[[ AVAILABLE DATA open ]]

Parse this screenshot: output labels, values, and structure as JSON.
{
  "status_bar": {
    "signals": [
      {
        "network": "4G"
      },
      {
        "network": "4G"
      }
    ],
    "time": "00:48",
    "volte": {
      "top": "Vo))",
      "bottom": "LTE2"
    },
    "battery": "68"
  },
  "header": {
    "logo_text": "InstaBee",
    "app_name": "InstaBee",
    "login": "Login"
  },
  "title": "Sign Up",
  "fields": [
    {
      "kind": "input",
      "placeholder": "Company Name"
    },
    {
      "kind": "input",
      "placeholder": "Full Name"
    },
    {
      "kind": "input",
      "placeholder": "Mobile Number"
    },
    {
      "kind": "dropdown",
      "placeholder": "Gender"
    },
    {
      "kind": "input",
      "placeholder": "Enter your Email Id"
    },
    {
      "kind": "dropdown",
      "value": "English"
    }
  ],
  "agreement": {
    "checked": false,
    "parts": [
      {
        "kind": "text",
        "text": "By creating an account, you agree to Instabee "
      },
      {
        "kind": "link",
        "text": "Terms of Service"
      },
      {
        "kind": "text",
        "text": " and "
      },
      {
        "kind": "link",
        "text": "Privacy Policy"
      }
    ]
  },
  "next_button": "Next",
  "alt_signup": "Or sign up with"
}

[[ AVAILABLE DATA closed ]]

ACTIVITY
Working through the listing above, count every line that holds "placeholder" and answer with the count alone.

EXPECTED OUTPUT
5